Rob Portman and his old boss.
We'll learn relatively soon who'll be the Republicans' vice presidential nominee, but it seems pretty clear that Sen. Rob Portman (R-Ohio) will be in the mix. He's admitted to having undergone the vetting process, and he's been an active campaign surrogate.
But if he is tapped for the GOP ticket, Portman will face inquiries that might prove difficult to answer: weren't you George W. Bush's budget director at a time of enormous deficits and unprecedented fiscal irresponsibility? And weren't you also George W. Bush's U.S. Trade Representative at a time of a steep trade imbalance?
Democrats are already eager to paint a Mitt Romney victory as a third Bush term, and if Bush's former OMB director is on the ticket, that tasks becomes easier.
The senator is aware of the problem, and is taking steps to address it.
Sen. Rob Portman (R-Ohio), who served as former President George W. Bush's budget director, sought this week to distance himself from his former boss by saying he was "frustrated" in the high-profile post. [...]
Portman was careful to not criticize Bush while detailing the challenges he faced from other administration officials, whom he declined to name. The comments indicate that Portman is seeking to keep Bush at arm's length while also not appearing to be disloyal.
Portman did note, for example, that he was ultimately satisfied with the administration's second-term efforts to rein in spending.

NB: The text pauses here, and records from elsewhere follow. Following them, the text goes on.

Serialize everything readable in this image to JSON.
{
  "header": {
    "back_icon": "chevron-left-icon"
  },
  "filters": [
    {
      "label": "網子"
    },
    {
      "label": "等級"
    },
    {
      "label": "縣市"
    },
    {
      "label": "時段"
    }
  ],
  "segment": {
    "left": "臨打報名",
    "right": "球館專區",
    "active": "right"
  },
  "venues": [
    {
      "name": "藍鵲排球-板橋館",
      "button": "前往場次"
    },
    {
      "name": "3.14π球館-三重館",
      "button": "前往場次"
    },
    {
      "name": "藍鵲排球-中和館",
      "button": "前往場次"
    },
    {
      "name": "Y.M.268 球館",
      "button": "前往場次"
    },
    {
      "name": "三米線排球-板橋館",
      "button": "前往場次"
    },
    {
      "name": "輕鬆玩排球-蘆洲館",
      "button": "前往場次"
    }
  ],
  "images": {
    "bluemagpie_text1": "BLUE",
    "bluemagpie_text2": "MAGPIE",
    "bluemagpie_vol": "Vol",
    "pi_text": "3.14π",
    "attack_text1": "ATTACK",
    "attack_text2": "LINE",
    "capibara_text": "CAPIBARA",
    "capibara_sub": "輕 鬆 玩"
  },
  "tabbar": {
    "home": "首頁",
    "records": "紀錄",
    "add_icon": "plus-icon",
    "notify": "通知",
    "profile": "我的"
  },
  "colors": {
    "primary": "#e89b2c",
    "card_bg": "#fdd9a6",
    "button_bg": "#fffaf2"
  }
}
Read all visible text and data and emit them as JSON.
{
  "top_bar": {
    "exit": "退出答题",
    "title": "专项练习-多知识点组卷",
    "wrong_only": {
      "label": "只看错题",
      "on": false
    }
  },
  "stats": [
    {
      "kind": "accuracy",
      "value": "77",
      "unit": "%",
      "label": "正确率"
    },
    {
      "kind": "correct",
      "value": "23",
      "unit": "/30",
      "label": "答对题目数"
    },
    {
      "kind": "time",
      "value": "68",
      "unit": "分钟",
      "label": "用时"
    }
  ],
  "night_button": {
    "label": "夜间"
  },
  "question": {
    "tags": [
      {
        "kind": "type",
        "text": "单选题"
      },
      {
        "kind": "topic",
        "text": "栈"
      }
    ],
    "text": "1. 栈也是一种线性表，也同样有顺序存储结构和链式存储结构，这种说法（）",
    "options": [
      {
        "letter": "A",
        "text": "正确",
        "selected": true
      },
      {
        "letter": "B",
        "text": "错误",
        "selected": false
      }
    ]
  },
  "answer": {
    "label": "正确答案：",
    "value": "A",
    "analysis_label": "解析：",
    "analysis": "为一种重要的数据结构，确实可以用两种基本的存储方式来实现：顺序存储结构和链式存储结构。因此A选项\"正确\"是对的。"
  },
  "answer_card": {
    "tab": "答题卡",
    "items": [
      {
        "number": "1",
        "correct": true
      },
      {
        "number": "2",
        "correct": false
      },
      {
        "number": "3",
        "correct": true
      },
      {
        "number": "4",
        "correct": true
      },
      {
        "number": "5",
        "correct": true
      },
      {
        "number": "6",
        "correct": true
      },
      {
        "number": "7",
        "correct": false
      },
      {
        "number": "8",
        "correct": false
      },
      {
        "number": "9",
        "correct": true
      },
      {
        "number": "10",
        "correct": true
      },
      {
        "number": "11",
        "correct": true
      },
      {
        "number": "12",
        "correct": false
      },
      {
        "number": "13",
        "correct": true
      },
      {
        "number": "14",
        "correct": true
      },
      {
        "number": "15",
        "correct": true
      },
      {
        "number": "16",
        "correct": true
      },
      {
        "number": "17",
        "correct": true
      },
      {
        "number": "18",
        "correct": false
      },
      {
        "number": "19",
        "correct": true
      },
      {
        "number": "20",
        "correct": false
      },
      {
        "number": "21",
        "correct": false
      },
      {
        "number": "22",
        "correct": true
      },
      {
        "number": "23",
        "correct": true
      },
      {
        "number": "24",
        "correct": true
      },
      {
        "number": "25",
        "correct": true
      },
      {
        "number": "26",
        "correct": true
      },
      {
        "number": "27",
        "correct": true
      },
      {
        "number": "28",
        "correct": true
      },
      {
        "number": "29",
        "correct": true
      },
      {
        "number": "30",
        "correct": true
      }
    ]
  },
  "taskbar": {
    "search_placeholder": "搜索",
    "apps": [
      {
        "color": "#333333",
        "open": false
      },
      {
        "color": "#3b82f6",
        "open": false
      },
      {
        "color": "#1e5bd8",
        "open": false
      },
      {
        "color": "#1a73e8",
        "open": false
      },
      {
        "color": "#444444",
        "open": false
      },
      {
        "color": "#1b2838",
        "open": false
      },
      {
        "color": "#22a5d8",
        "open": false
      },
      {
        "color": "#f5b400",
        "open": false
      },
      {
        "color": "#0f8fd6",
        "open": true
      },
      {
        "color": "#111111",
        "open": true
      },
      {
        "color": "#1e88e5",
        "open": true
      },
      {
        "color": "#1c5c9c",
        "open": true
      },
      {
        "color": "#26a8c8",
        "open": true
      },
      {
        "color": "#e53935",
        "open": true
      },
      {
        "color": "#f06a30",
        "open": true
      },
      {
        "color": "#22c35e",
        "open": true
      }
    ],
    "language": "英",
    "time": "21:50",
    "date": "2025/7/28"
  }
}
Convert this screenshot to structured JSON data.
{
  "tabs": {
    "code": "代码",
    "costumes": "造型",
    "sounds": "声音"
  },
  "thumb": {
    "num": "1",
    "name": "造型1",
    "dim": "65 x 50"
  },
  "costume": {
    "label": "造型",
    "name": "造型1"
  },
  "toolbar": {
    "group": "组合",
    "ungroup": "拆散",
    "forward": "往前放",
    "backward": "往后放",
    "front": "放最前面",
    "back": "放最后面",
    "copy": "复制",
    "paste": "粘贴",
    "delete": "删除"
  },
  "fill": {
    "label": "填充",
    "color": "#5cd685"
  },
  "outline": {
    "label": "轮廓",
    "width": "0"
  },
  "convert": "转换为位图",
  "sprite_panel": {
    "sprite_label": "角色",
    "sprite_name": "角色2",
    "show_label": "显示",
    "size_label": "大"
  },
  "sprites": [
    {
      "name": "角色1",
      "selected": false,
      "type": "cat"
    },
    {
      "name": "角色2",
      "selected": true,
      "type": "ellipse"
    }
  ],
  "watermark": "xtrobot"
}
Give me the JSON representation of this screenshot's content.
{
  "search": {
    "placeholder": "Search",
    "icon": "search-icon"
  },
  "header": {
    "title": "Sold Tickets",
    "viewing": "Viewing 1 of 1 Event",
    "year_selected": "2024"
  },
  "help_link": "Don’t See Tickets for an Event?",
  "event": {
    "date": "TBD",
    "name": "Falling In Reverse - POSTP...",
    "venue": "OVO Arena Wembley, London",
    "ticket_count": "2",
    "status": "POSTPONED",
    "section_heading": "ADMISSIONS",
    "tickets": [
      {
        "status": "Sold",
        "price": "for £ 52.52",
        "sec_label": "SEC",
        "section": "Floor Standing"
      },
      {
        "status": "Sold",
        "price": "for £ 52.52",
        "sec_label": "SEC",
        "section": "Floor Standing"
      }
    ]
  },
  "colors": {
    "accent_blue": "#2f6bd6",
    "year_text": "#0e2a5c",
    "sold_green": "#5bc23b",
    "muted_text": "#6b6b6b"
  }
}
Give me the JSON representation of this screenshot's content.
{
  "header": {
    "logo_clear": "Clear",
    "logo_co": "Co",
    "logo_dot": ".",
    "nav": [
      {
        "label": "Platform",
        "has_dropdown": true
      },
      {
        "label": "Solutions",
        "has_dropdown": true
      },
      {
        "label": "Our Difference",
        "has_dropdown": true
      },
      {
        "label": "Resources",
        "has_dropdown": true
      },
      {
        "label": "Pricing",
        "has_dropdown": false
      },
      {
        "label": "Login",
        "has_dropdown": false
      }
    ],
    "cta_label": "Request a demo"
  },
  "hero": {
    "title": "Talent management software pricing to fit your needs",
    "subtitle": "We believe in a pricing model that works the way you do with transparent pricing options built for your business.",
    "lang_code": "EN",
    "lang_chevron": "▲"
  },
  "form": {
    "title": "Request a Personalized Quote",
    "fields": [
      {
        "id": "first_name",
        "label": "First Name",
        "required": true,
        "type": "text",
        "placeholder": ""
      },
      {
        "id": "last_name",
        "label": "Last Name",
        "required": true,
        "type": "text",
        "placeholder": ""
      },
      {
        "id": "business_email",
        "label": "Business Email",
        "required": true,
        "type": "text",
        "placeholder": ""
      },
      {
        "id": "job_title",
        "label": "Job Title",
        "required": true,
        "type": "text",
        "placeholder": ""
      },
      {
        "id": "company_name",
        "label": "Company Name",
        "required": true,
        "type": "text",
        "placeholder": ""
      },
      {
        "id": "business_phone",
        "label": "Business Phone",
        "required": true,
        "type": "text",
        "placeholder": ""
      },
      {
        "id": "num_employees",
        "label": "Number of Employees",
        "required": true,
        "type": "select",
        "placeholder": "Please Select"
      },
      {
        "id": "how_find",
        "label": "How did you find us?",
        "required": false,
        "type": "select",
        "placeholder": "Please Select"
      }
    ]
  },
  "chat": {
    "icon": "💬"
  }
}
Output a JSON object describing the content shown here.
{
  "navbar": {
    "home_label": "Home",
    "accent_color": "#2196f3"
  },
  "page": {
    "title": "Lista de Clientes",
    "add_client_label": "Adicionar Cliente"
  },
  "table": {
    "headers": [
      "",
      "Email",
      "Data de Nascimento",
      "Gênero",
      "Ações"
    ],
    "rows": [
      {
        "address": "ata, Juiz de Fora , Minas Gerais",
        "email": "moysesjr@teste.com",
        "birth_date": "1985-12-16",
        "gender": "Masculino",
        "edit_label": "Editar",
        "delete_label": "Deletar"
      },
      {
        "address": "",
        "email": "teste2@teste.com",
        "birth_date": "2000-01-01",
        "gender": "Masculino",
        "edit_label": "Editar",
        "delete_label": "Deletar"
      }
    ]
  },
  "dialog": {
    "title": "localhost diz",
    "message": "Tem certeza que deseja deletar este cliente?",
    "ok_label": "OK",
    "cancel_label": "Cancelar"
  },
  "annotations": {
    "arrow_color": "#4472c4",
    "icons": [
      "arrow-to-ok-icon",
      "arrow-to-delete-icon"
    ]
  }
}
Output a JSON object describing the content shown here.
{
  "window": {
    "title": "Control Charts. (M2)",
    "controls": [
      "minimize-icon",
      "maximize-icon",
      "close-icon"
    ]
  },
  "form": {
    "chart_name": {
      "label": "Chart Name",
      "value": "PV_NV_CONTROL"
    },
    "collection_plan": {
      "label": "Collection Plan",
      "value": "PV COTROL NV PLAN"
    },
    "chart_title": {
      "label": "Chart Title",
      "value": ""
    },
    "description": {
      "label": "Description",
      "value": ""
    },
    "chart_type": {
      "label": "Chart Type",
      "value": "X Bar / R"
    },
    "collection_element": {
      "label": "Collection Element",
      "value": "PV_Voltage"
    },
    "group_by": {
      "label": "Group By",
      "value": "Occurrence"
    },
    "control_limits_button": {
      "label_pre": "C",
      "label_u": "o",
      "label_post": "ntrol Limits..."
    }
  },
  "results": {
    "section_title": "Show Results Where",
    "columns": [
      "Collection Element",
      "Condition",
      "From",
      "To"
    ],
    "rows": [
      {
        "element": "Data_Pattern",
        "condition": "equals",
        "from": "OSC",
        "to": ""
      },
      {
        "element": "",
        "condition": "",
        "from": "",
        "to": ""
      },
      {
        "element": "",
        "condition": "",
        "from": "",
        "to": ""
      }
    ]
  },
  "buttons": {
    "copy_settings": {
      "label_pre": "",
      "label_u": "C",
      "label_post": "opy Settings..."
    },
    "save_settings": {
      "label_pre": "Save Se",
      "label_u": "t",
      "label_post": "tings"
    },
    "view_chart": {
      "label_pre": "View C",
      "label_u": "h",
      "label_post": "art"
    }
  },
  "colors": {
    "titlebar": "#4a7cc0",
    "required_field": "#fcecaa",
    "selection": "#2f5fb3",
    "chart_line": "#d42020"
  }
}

"I was frustrated when I was there about some spending issues -- specifically, as you know, I wanted to offer a balanced budget over five years, and a lot of people didn't," he told The Hill, noting the decision to submit a balanced budget was ultimately the president's. "I prevailed. The president sent his budget -- not my budget, his budget -- a five-year balanced budget. But it was a fight, internally."
I see. So, Portman was a leading Bush administration official, but don't worry, he didn't much care for it. There's certainly no reason, the argument goes, to blame Bush's budget director for the flaws in Bush's budgets.
There seem to be two broad problems with this. The first, obviously, is that his efforts to distance himself from his own work in the Bush administration are kind of silly and literally unbelievable.
And second, Portman's spin doesn't exactly paint him in a positive light. He's effectively arguing, "Don't worry, I was completely feckless, so there's no reason not to put me one heartbeat from the presidency."